Supplied material:
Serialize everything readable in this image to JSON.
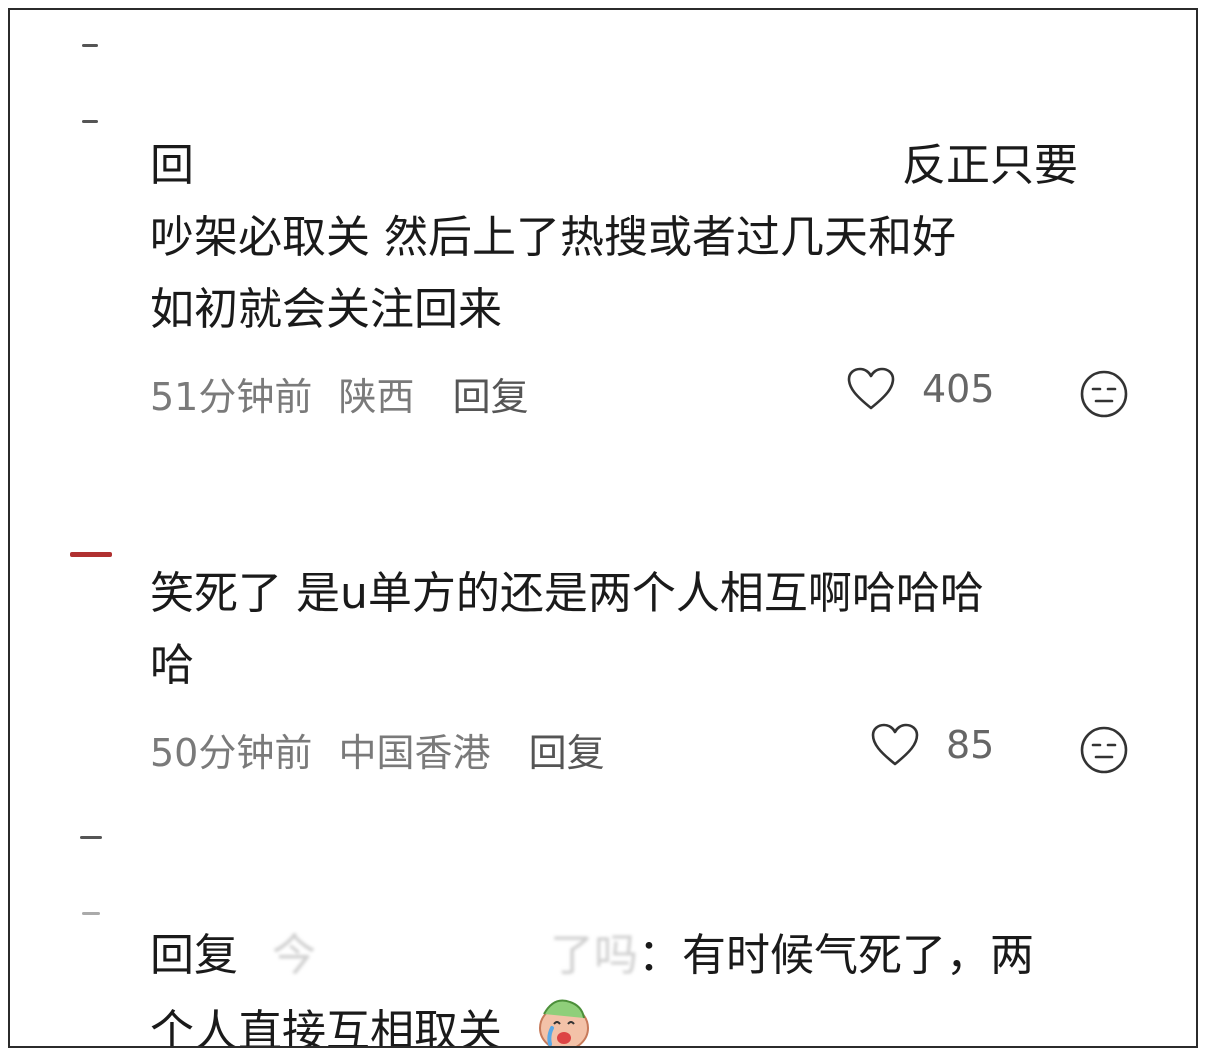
{
  "comments": [
    {
      "line1_left": "回",
      "line1_right": "反正只要",
      "line2": "吵架必取关 然后上了热搜或者过几天和好",
      "line3": "如初就会关注回来",
      "time": "51分钟前",
      "location": "陕西",
      "reply_label": "回复",
      "likes": "405"
    },
    {
      "line1": "笑死了 是u单方的还是两个人相互啊哈哈哈",
      "line2": "哈",
      "time": "50分钟前",
      "location": "中国香港",
      "reply_label": "回复",
      "likes": "85"
    },
    {
      "reply_prefix": "回复",
      "reply_to_partial": "今 　　　　　了吗",
      "line1_rest": "：有时候气死了，两",
      "line2": "个人直接互相取关"
    }
  ],
  "icons": {
    "like": "heart-outline-icon",
    "dislike": "neutral-face-icon",
    "sticker": "crying-emoji-sticker"
  },
  "colors": {
    "text": "#1a1a1a",
    "meta": "#7a7a7a",
    "border": "#2b2b2b",
    "accent_avatar": "#b03030"
  }
}
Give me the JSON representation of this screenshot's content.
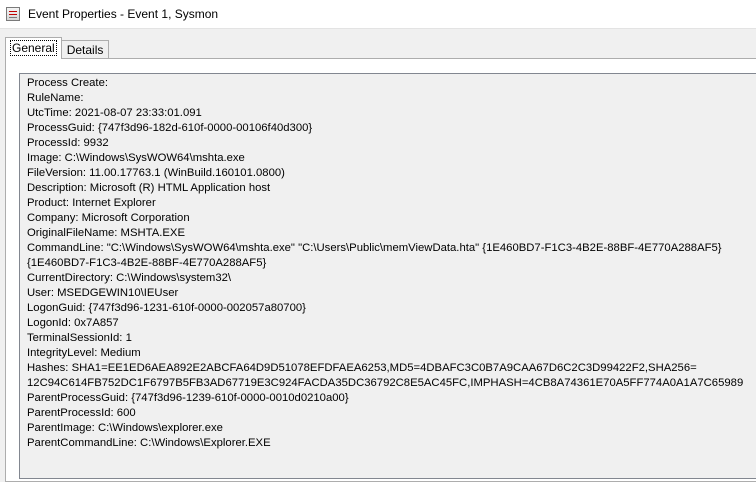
{
  "window": {
    "title": "Event Properties - Event 1, Sysmon"
  },
  "tabs": [
    {
      "label": "General",
      "active": true
    },
    {
      "label": "Details",
      "active": false
    }
  ],
  "event_detail": {
    "lines": [
      "Process Create:",
      "RuleName:",
      "UtcTime: 2021-08-07 23:33:01.091",
      "ProcessGuid: {747f3d96-182d-610f-0000-00106f40d300}",
      "ProcessId: 9932",
      "Image: C:\\Windows\\SysWOW64\\mshta.exe",
      "FileVersion: 11.00.17763.1 (WinBuild.160101.0800)",
      "Description: Microsoft (R) HTML Application host",
      "Product: Internet Explorer",
      "Company: Microsoft Corporation",
      "OriginalFileName: MSHTA.EXE",
      "CommandLine: \"C:\\Windows\\SysWOW64\\mshta.exe\" \"C:\\Users\\Public\\memViewData.hta\" {1E460BD7-F1C3-4B2E-88BF-4E770A288AF5}",
      "{1E460BD7-F1C3-4B2E-88BF-4E770A288AF5}",
      "CurrentDirectory: C:\\Windows\\system32\\",
      "User: MSEDGEWIN10\\IEUser",
      "LogonGuid: {747f3d96-1231-610f-0000-002057a80700}",
      "LogonId: 0x7A857",
      "TerminalSessionId: 1",
      "IntegrityLevel: Medium",
      "Hashes: SHA1=EE1ED6AEA892E2ABCFA64D9D51078EFDFAEA6253,MD5=4DBAFC3C0B7A9CAA67D6C2C3D99422F2,SHA256=",
      "12C94C614FB752DC1F6797B5FB3AD67719E3C924FACDA35DC36792C8E5AC45FC,IMPHASH=4CB8A74361E70A5FF774A0A1A7C65989",
      "ParentProcessGuid: {747f3d96-1239-610f-0000-0010d0210a00}",
      "ParentProcessId: 600",
      "ParentImage: C:\\Windows\\explorer.exe",
      "ParentCommandLine: C:\\Windows\\Explorer.EXE"
    ]
  }
}
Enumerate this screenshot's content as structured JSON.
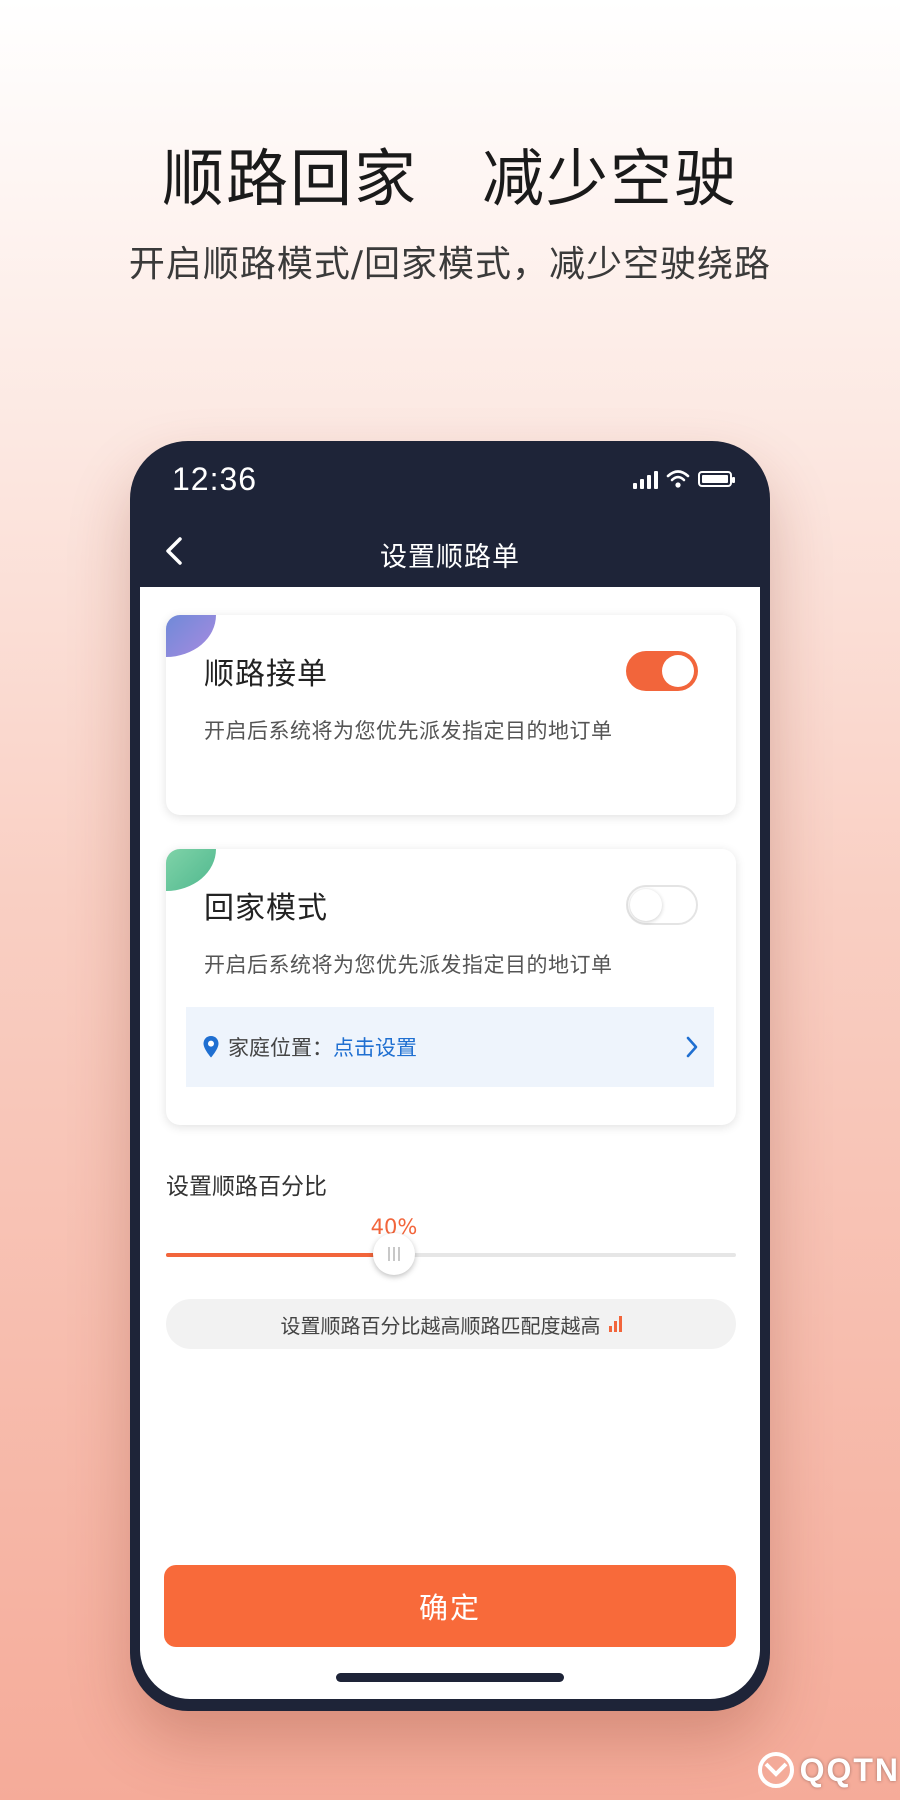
{
  "promo": {
    "headline": "顺路回家　减少空驶",
    "subline": "开启顺路模式/回家模式，减少空驶绕路"
  },
  "status_bar": {
    "time": "12:36"
  },
  "nav": {
    "title": "设置顺路单",
    "back_icon": "chevron-left-icon"
  },
  "cards": {
    "route_order": {
      "title": "顺路接单",
      "description": "开启后系统将为您优先派发指定目的地订单",
      "enabled": true
    },
    "home_mode": {
      "title": "回家模式",
      "description": "开启后系统将为您优先派发指定目的地订单",
      "enabled": false,
      "home_location_label": "家庭位置：",
      "home_location_link": "点击设置"
    }
  },
  "slider": {
    "title": "设置顺路百分比",
    "value_label": "40%",
    "value": 40
  },
  "hint": {
    "text": "设置顺路百分比越高顺路匹配度越高"
  },
  "confirm": {
    "label": "确定"
  },
  "watermark": {
    "text": "QQTN"
  },
  "colors": {
    "accent": "#F2653B",
    "nav_bg": "#1E2438",
    "link": "#1F6FD1"
  }
}
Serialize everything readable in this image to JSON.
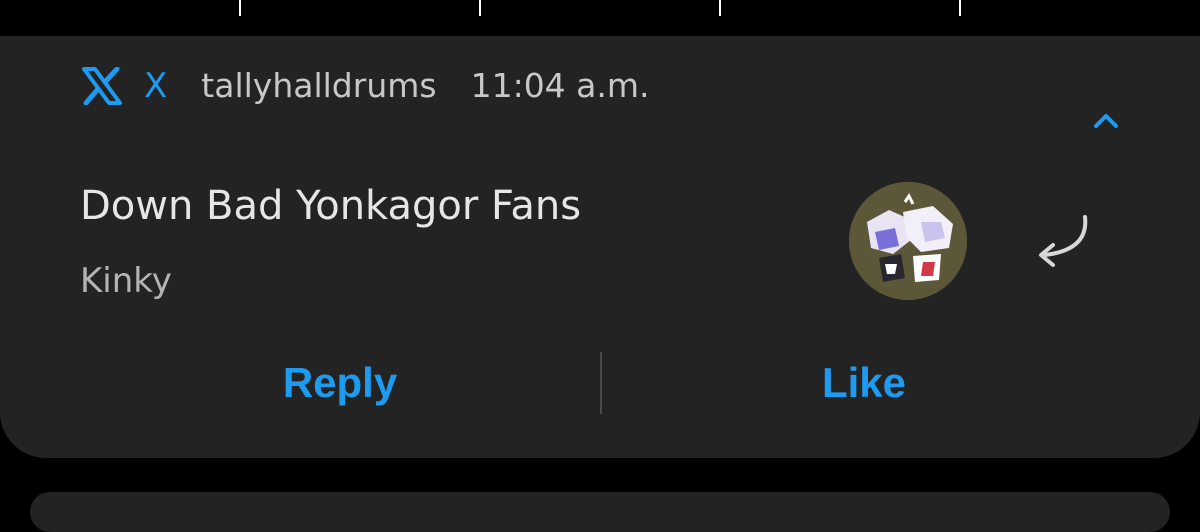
{
  "notification": {
    "app_icon": "x-logo-icon",
    "app_name": "X",
    "account": "tallyhalldrums",
    "time": "11:04 a.m.",
    "title": "Down Bad Yonkagor Fans",
    "body": "Kinky",
    "collapse_icon": "chevron-up-icon",
    "quick_reply_icon": "reply-arrow-icon",
    "actions": {
      "reply_label": "Reply",
      "like_label": "Like"
    }
  },
  "colors": {
    "background": "#000000",
    "card": "#232323",
    "accent": "#1d9bf0",
    "title_text": "#e6e6e6",
    "secondary_text": "#c8c8c8"
  }
}
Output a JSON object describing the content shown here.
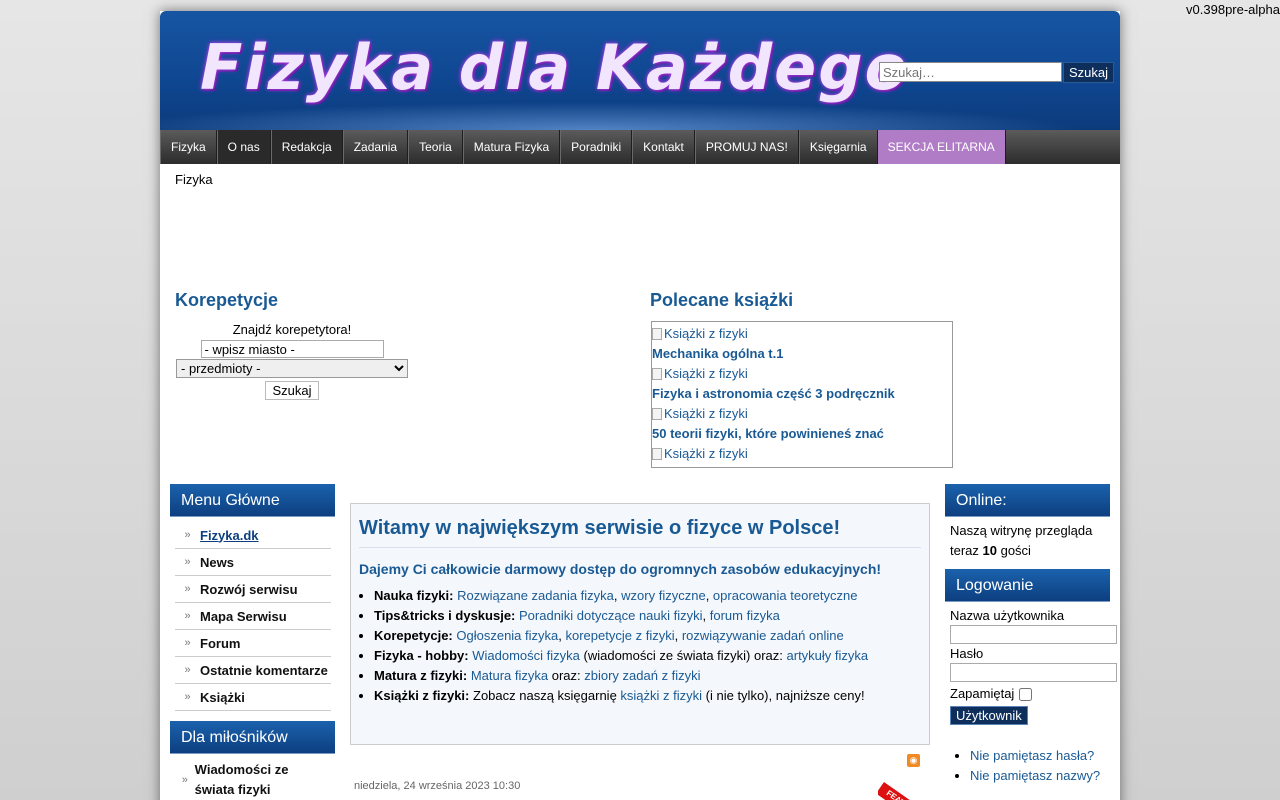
{
  "version": "v0.398pre-alpha",
  "header": {
    "logo_text": "Fizyka dla Każdego",
    "search_placeholder": "Szukaj…",
    "search_button": "Szukaj"
  },
  "nav": [
    "Fizyka",
    "O nas",
    "Redakcja",
    "Zadania",
    "Teoria",
    "Matura Fizyka",
    "Poradniki",
    "Kontakt",
    "PROMUJ NAS!",
    "Księgarnia",
    "SEKCJA ELITARNA"
  ],
  "breadcrumb": "Fizyka",
  "korepetycje": {
    "title": "Korepetycje",
    "find": "Znajdź korepetytora!",
    "city_placeholder": "- wpisz miasto -",
    "subjects": "- przedmioty -",
    "button": "Szukaj"
  },
  "books": {
    "title": "Polecane książki",
    "alt": "Książki z fizyki",
    "items": [
      "Mechanika ogólna t.1",
      "Fizyka i astronomia część 3 podręcznik",
      "50 teorii fizyki, które powinieneś znać"
    ]
  },
  "main_menu": {
    "title": "Menu Główne",
    "items": [
      "Fizyka.dk",
      "News",
      "Rozwój serwisu",
      "Mapa Serwisu",
      "Forum",
      "Ostatnie komentarze",
      "Książki"
    ]
  },
  "fans_menu": {
    "title": "Dla miłośników",
    "items": [
      "Wiadomości ze świata fizyki"
    ]
  },
  "intro": {
    "title": "Witamy w największym serwisie o fizyce w Polsce!",
    "subtitle": "Dajemy Ci całkowicie darmowy dostęp do ogromnych zasobów edukacyjnych!",
    "rows": [
      {
        "label": "Nauka fizyki:",
        "parts": [
          {
            "l": "Rozwiązane zadania fizyka"
          },
          {
            "t": ", "
          },
          {
            "l": "wzory fizyczne"
          },
          {
            "t": ", "
          },
          {
            "l": "opracowania teoretyczne"
          }
        ]
      },
      {
        "label": "Tips&tricks i dyskusje:",
        "parts": [
          {
            "l": "Poradniki dotyczące nauki fizyki"
          },
          {
            "t": ", "
          },
          {
            "l": "forum fizyka"
          }
        ]
      },
      {
        "label": "Korepetycje:",
        "parts": [
          {
            "l": "Ogłoszenia fizyka"
          },
          {
            "t": ", "
          },
          {
            "l": "korepetycje z fizyki"
          },
          {
            "t": ", "
          },
          {
            "l": "rozwiązywanie zadań online"
          }
        ]
      },
      {
        "label": "Fizyka - hobby:",
        "parts": [
          {
            "l": "Wiadomości fizyka"
          },
          {
            "t": " (wiadomości ze świata fizyki) oraz: "
          },
          {
            "l": "artykuły fizyka"
          }
        ]
      },
      {
        "label": "Matura z fizyki:",
        "parts": [
          {
            "l": "Matura fizyka"
          },
          {
            "t": " oraz: "
          },
          {
            "l": "zbiory zadań z fizyki"
          }
        ]
      },
      {
        "label": "Książki z fizyki:",
        "parts": [
          {
            "t": "Zobacz naszą księgarnię "
          },
          {
            "l": "książki z fizyki"
          },
          {
            "t": " (i nie tylko), najniższe ceny!"
          }
        ]
      }
    ]
  },
  "article": {
    "date": "niedziela, 24 września 2023 10:30",
    "featured": "FEATURED"
  },
  "online": {
    "title": "Online:",
    "text1": "Naszą witrynę przegląda teraz ",
    "count": "10",
    "text2": " gości"
  },
  "login": {
    "title": "Logowanie",
    "user_label": "Nazwa użytkownika",
    "pass_label": "Hasło",
    "remember": "Zapamiętaj",
    "button": "Użytkownik",
    "links": [
      "Nie pamiętasz hasła?",
      "Nie pamiętasz nazwy?"
    ]
  }
}
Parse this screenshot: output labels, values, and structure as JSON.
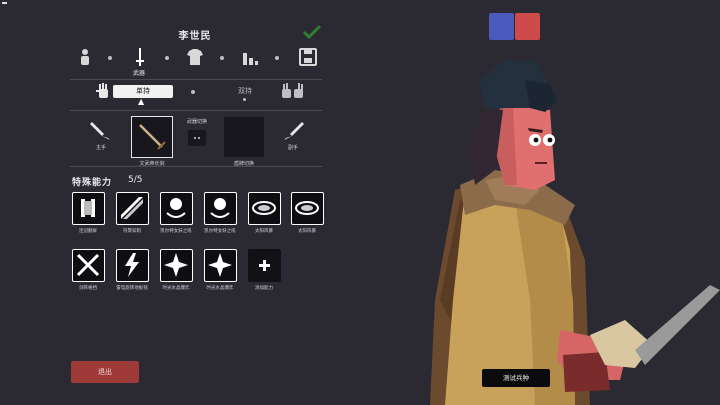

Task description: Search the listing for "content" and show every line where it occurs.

Solution to this problem:
Give me the JSON representation of this screenshot's content.
Enumerate this screenshot's content as structured JSON.
Output a JSON object describing the content shown here.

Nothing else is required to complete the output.